Josh Marshall’s got a potentially big scoop for the 2012 campaign, one that could make Mitt Romney’s summer even hotter and longer than it’ll be for the rest of us.
Democrats have put forth a concerted effort to portray Romney as an out-of-touch and unfeeling member of the .01 percent. They’ve done so primarily by relying on the testimonials of those who worked for firms Bain Capital eventually bankrupted. But they’ve also used media reports concerning Romney’s offshore financial holdings as well as Bain’s embrace of outsourcing when running various American firms.

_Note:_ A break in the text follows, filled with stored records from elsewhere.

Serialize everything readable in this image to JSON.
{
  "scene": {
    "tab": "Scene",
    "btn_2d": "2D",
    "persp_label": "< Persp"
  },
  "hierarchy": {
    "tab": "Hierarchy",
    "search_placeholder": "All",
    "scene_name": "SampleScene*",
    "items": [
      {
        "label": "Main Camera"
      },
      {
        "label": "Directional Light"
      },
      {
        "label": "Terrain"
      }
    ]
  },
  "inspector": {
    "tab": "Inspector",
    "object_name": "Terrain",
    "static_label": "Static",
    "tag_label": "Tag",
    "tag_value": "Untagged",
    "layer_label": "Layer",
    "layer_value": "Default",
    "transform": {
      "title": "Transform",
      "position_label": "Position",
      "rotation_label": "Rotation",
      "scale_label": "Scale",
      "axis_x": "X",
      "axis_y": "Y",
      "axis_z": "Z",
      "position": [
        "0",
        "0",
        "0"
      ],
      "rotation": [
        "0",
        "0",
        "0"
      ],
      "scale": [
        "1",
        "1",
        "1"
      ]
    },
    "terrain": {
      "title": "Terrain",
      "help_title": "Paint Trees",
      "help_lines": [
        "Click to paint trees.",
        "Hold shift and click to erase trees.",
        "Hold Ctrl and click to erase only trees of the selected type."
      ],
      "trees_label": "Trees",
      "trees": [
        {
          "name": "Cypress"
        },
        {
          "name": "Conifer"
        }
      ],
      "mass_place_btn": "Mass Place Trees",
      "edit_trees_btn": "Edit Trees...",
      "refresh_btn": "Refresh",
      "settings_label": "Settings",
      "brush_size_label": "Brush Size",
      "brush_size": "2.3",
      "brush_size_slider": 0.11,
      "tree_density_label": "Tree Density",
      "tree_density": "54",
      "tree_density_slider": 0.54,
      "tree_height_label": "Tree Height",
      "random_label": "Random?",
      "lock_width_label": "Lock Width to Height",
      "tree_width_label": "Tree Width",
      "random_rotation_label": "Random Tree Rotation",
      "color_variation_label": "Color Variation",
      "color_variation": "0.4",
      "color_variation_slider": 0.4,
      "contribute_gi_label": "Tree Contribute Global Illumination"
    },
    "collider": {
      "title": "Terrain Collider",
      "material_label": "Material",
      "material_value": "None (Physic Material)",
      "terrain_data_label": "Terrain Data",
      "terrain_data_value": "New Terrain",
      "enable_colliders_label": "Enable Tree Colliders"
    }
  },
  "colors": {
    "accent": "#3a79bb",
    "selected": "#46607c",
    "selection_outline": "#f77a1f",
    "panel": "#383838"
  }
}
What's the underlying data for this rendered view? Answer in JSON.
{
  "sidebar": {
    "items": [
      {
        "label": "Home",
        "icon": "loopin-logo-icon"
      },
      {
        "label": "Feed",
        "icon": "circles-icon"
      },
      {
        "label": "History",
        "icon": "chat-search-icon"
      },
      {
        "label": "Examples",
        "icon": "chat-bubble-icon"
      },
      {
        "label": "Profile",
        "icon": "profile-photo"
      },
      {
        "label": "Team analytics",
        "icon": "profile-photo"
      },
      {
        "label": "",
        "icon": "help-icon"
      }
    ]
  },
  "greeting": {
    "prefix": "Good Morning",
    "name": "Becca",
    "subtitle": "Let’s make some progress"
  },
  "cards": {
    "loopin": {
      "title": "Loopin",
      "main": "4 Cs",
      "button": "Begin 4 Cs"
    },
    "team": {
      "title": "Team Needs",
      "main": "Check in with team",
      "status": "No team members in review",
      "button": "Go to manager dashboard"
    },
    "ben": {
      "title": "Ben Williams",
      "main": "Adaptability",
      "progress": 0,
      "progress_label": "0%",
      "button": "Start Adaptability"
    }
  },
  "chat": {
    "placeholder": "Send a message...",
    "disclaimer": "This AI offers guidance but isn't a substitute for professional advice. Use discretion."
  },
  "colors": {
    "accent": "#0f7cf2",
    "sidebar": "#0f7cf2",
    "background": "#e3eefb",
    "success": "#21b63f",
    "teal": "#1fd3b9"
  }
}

The Washington Post is responsible for the most high-profile and controversial piece on Bain’s practices during Romney’s tenure — a piece the Romney campaign first tried to ignore, then tried, unsuccessfully, to get the Post to retract. The Republican campaign’s defense of Romney on this score has been in two parts.
One part has been challenging the veracity of the Post‘s reporting itself by, primarily, citing a handful of glowing quotes given by the current or former CEOs of the outsourcing firms. This has not changed any minds. The second retort from the GOP has been to claim that since Romney left Bain to run the Olympics in 1999, he has had nothing to do with the firm and cannot be held responsible for its actions. While FactCheck.org has accepted Romney’s explanation, the Obama campaign and some center-left media figures have been more skeptical that Romney truly did wash his hands of the private equity juggernaut.
So let’s turn back to Josh Marshall. In a post on Talking Points Memo’s editors’ blog, TPM founder Marshall flags a couple of SEC filings from the early 2000s indicating Romney’s defense to be imperfect at best. If Marshall’s found what he thinks he’s found, this could be something of a smoking gun for an Obama campaign determined to cast him as a modern robber baron:
I’ve found yet more instances where Romney made declarations to the SEC that he was still involved in running Bain after February 1999. To the best of my knowledge, no one has yet noted these.
The documents go into different aspects of Romney’s ownership of various Bain and Bain related assets. But in both Romney had to say what he currently did for a living.
Romney’s argument is that it doesn’t matter what he said on these SEC filings. Even though he said he was running Bain, he really wasn’t. He was really running the Olympics and didn’t have any role at Bain. But absent of any evidence, how is it that anyone can be expected to disregard what Mitt actually told the SEC at the time?
The conventional wisdom is coalescing around the belief in the “Outsourcer-in-Chief” attack doing serious harm to Romney among the white working class voters most likely to abandon Obama. While their seeing Romney as a self-interest plutocrat may not compel them to re-embrace Obama, it may be enough to persuade them not to bother voting at all in November — and for the President, that’s enough.